Gretel is all grown up but still lost in the wilderness of her own psychology in this acute and eerie reimagining of the classic fairy tale.
Hong's (Age of Glass, 2018) rendering of the iconic story includes all the familiar elements: A faithless father and wicked stepmother abandon two children in an enchanted wood, where they meet a hungry witch in her candy house. The traditional focal point of the story is when brave Gretel rescues her brother by pushing the witch into the oven, but—while the book deals with the grisly (and sticky) aftermath of the witch's demise in queasy detail—in this iteration the reader is directed to consider what comes next. H. and G. have returned home to their father's cottage and grown up. H., who "had always wanted to go home," who "wanted badly to believe that his Father loved him...that it was only temporary insanity that had made him pack his children off into the forest," has kept living the life that was meant for him before his abandonment. G., on the other hand, has remained the same girl "who had survived a great trial through remarkable grit, force, luck, and ruthless decisiveness" and has left home at the age of 10 with nothing but a small red box and her abbreviated name. Both H. and G. carry with them the laborious scars of their childhood, and Hong brings to bear her considerable formal talents as a poet as she explores the nuances of those scars. Told in the form of poems, lists, outlines, dreams, and endless, cyclical alternatives, the book pushes past the blueprint of the story's original framework and delves into the hazy realms of identity, memory, pain, and healing. Eventually, Hong comes to a specific and slippery truth about the societies we embed ourselves within: "Abundance and logic can cure everything but heartache and the drive to drown it or kill it."
In a book that is part tale, part confession, part scholarly analysis, Hong occasionally gets lost in the luxury of her own language.
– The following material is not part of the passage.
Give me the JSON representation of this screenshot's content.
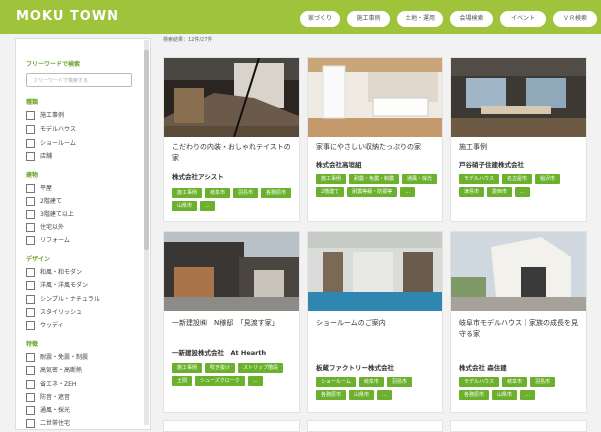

What remains, however, rises above a simple modernization to gleam as tantalizing and as strange as the wink of a pane of sugar glass glimpsed through the boughs of the deep, dark woods.